Harlequin has launched Harlequin Plus, a new multimedia subscription service. Priced at $14.99 per month, Harlequin Plus will offer subscribers monthly book bundles, access to an e-book library, and a regularly updated selection of movies and games, all geared toward romance readers. The service will be available through both the Harlequin Plus website and app.
Harlequin executive v-p and publisher Brent Lewis called Harlequin Plus “one of the first multimedia subscription-based services to come out of book publishing.” Harlequin has operated its direct-to-consumer book club for over 50 years, and Lewis sees Harlequin Plus as an “evolution” of this service by expanding into other forms of media. With Harlequin Plus, Lewis touted that readers can now access “Harlequin content and complementary entertainment all in one place.”

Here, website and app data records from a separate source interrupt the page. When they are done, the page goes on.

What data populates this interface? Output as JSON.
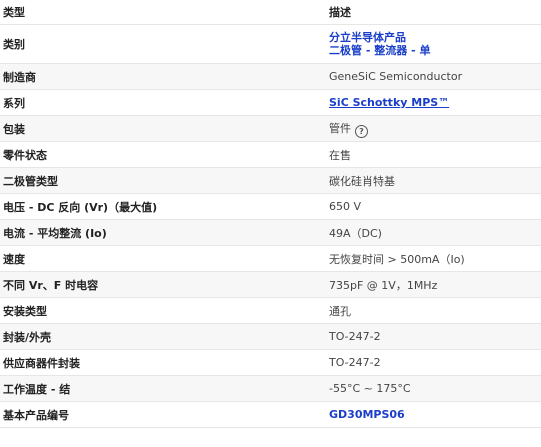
{
  "header": {
    "col_type": "类型",
    "col_desc": "描述"
  },
  "rows": [
    {
      "attr": "类别",
      "cat1": "分立半导体产品",
      "cat2": "二极管 - 整流器 - 单"
    },
    {
      "attr": "制造商",
      "value": "GeneSiC Semiconductor"
    },
    {
      "attr": "系列",
      "value": "SiC Schottky MPS™"
    },
    {
      "attr": "包装",
      "value": "管件",
      "help_icon": "question-circle-icon"
    },
    {
      "attr": "零件状态",
      "value": "在售"
    },
    {
      "attr": "二极管类型",
      "value": "碳化硅肖特基"
    },
    {
      "attr": "电压 - DC 反向 (Vr)（最大值)",
      "value": "650 V"
    },
    {
      "attr": "电流 - 平均整流 (Io)",
      "value": "49A（DC)"
    },
    {
      "attr": "速度",
      "value": "无恢复时间 > 500mA（Io)"
    },
    {
      "attr": "不同 Vr、F 时电容",
      "value": "735pF @ 1V，1MHz"
    },
    {
      "attr": "安装类型",
      "value": "通孔"
    },
    {
      "attr": "封装/外壳",
      "value": "TO-247-2"
    },
    {
      "attr": "供应商器件封装",
      "value": "TO-247-2"
    },
    {
      "attr": "工作温度 - 结",
      "value": "-55°C ~ 175°C"
    },
    {
      "attr": "基本产品编号",
      "value": "GD30MPS06"
    }
  ],
  "colors": {
    "link": "#1a3ec9",
    "row_alt": "#f7f7f7",
    "border": "#e6e6e6"
  }
}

Monthly themed book bundles will include titles from across the publisher’s nine imprints, selected by what Lewis called “a team of romance publishing experts.” Subscribers can receive either e-book bundles or physical copies delivered to their home. Themed book bundles for February include the Romantic Comedy Collection, the Sweet Magnolias Starter Pack, Romance by Black Authors, Amish Romance, and LGBTQ+ Romance. The platform’s e-book library refreshes with 10-15 new books each month.

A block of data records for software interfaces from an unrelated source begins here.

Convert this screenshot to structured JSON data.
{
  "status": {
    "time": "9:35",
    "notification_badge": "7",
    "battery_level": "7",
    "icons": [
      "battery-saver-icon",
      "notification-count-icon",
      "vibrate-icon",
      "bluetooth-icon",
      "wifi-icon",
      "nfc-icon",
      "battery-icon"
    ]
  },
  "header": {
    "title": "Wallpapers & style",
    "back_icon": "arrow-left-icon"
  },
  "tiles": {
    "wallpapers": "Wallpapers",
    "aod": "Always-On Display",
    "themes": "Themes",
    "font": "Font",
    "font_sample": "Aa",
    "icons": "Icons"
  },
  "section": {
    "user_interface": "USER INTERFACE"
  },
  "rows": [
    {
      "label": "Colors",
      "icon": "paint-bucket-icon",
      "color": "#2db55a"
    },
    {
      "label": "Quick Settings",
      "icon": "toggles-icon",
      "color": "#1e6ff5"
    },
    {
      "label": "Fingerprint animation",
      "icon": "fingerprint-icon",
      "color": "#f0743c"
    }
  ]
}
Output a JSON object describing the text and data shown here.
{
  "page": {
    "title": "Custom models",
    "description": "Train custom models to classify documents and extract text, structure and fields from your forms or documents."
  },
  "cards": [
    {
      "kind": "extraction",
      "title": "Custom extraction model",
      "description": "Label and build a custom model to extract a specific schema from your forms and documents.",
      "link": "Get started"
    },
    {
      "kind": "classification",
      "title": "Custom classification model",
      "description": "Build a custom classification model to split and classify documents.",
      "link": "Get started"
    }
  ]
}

Harlequin worked with other organizations to license the platform’s collection of films and games, both of which will be updated monthly, with a focus on “feel-good entertainment,” the company said. The February 2022 movie library includes the 2009 films 4 Minutes and The Greatest and the 2013 films Love Will Keep Us Together and Crazy Kind of Love. The game library includes such offerings as Unicorn Blast, Kawaii Jump, and Bubble Invasion.

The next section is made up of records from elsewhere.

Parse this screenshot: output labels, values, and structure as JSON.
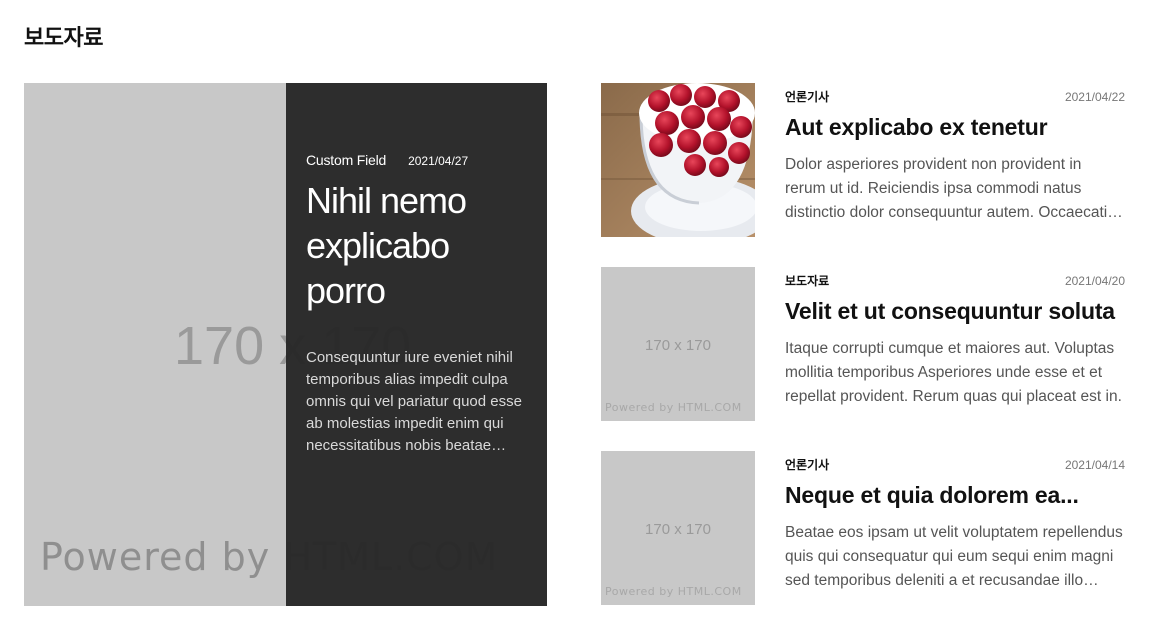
{
  "section": {
    "title": "보도자료"
  },
  "featured": {
    "image": {
      "size_label": "170 x 170",
      "powered_label": "Powered by HTML.COM"
    },
    "category": "Custom Field",
    "date": "2021/04/27",
    "title": "Nihil nemo explicabo porro",
    "excerpt": "Consequuntur iure eveniet nihil temporibus alias impedit culpa omnis qui vel pariatur quod esse ab molestias impedit enim qui necessitatibus nobis beatae voluptatem."
  },
  "posts": [
    {
      "category": "언론기사",
      "date": "2021/04/22",
      "title": "Aut explicabo ex tenetur",
      "excerpt": "Dolor asperiores provident non provident in rerum ut id. Reiciendis ipsa commodi natus distinctio dolor consequuntur autem. Occaecati voluptatem.",
      "image": {
        "kind": "raspberries-photo",
        "alt_icon": "raspberry-bowl-image"
      }
    },
    {
      "category": "보도자료",
      "date": "2021/04/20",
      "title": "Velit et ut consequuntur soluta",
      "excerpt": "Itaque corrupti cumque et maiores aut. Voluptas mollitia temporibus Asperiores unde esse et et repellat provident. Rerum quas qui placeat est in.",
      "image": {
        "kind": "placeholder",
        "size_label": "170 x 170",
        "powered_label": "Powered by HTML.COM"
      }
    },
    {
      "category": "언론기사",
      "date": "2021/04/14",
      "title": "Neque et quia dolorem ea...",
      "excerpt": "Beatae eos ipsam ut velit voluptatem repellendus quis qui consequatur qui eum sequi enim magni sed temporibus deleniti a et recusandae illo voluptas.",
      "image": {
        "kind": "placeholder",
        "size_label": "170 x 170",
        "powered_label": "Powered by HTML.COM"
      }
    }
  ],
  "colors": {
    "panel_bg": "#262626",
    "placeholder_bg": "#c8c8c8",
    "text": "#111111",
    "muted": "#555555"
  }
}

The launch of Harlequin Plus is Harlequin's attempt to push beyond the bounds of literature into the broader "content" category. Lewis believes the platform's targeted curation helps prevent what he called “content overload,” and added that Harlequin Plus is an example of a new direction that publishing is taking and will continue to take in order to “compete against competitive entertainment options.”